RGU’s roots can be traced back through its history to generous acts which have transformed the institution into a university that is globally recognised for teaching, research and innovation.
History of RGU Philanthropy
Robert Gordon, a successful merchant and Burgess of the Guild of the City of Aberdeen, willed his entire estate to build a hospital that would educate scholars; a legacy that led to the foundation of Robert Gordon's College and Robert Gordon's Technical College.
A carpenter from the Shire, John Gray, successfully sought his fortune in Aberdeen. He became a Governor of Robert Gordon's College while his School of Art was being built. He left a considerable legacy to the school that still bears his name.
An Aberdeen School of Architecture graduate, Thomas Scott Sutherland, donated his house and estate to Robert Gordon's College. The Scott Sutherland School of Architecture opened in 1957.

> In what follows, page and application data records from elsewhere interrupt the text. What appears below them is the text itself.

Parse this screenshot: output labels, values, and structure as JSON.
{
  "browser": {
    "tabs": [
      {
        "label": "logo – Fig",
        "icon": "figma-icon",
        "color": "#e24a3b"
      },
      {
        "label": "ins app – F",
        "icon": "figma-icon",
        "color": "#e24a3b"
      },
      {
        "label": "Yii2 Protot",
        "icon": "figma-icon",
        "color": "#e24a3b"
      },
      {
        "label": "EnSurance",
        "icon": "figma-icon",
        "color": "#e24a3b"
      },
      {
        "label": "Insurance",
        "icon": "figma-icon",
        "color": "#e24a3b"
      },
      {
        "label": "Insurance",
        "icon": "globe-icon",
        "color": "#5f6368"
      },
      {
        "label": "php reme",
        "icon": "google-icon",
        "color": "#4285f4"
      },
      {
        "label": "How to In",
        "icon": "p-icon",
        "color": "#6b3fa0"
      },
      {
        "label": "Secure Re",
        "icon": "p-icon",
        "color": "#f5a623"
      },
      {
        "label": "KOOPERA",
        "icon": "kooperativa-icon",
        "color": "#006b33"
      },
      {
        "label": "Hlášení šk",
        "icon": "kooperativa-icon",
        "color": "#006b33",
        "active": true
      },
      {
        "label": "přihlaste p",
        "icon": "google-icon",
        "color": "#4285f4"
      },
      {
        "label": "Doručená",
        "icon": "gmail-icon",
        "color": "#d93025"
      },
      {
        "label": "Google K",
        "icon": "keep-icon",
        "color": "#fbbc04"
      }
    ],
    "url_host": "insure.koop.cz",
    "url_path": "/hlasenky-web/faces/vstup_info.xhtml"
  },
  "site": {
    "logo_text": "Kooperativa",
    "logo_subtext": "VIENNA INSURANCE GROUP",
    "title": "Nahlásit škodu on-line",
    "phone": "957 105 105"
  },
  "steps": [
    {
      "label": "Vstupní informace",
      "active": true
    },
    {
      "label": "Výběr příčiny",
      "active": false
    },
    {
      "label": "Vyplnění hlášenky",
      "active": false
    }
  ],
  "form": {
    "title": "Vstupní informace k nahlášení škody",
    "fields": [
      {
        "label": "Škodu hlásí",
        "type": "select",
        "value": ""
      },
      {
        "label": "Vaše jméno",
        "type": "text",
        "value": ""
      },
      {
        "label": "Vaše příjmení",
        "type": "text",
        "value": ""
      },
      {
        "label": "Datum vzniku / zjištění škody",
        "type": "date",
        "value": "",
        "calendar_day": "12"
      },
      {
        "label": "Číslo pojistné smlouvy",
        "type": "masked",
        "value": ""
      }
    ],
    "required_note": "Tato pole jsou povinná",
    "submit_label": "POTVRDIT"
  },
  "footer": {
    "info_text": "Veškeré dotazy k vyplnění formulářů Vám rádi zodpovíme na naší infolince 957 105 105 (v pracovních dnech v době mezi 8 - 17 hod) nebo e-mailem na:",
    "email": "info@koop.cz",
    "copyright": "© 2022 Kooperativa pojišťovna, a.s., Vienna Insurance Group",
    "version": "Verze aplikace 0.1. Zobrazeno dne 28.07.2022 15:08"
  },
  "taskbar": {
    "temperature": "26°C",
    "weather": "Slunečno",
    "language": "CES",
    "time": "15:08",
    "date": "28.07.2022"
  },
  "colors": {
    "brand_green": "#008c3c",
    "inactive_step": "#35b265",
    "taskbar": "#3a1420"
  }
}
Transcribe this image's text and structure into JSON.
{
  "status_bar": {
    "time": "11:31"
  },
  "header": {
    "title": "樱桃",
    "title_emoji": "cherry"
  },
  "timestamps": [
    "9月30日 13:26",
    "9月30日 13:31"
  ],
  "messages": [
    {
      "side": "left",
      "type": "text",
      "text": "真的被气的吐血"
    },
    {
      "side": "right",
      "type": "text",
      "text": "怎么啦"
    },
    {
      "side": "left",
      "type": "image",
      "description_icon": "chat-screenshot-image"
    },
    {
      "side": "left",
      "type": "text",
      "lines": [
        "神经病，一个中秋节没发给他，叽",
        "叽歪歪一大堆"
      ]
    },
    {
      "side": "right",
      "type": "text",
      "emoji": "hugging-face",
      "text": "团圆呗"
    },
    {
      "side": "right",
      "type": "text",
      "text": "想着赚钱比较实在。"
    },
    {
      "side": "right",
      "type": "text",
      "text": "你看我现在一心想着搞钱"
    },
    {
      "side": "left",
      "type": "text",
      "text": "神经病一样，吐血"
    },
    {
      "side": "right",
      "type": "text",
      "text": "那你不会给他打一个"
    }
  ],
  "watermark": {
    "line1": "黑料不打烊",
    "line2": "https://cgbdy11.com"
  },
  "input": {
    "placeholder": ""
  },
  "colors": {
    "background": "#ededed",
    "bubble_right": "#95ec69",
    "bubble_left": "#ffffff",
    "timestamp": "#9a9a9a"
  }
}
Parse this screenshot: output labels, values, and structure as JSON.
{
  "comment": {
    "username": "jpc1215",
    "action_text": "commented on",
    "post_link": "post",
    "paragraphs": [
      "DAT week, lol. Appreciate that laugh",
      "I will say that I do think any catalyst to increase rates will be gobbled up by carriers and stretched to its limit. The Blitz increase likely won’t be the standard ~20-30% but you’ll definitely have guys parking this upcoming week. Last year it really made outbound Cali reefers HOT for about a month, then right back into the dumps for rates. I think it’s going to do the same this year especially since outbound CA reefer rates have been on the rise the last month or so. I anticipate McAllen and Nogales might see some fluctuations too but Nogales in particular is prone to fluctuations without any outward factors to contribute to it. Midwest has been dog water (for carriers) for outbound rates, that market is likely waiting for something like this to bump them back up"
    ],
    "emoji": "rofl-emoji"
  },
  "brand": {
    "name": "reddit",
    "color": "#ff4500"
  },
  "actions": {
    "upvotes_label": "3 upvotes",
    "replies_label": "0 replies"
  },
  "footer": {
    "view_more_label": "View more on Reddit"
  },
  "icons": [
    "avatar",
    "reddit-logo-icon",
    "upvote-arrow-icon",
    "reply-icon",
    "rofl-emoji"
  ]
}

The Wood Foundation, a world-renowned philanthropic charity set up by Sir Ian Wood and his immediate family, helped to propel RGU to the forefront of teaching innovation and excellence. The Foundation’s support of several million pounds over the years has funded numerous projects and initiatives, such as the creation of the RGU Energy Transition Institute in 2014.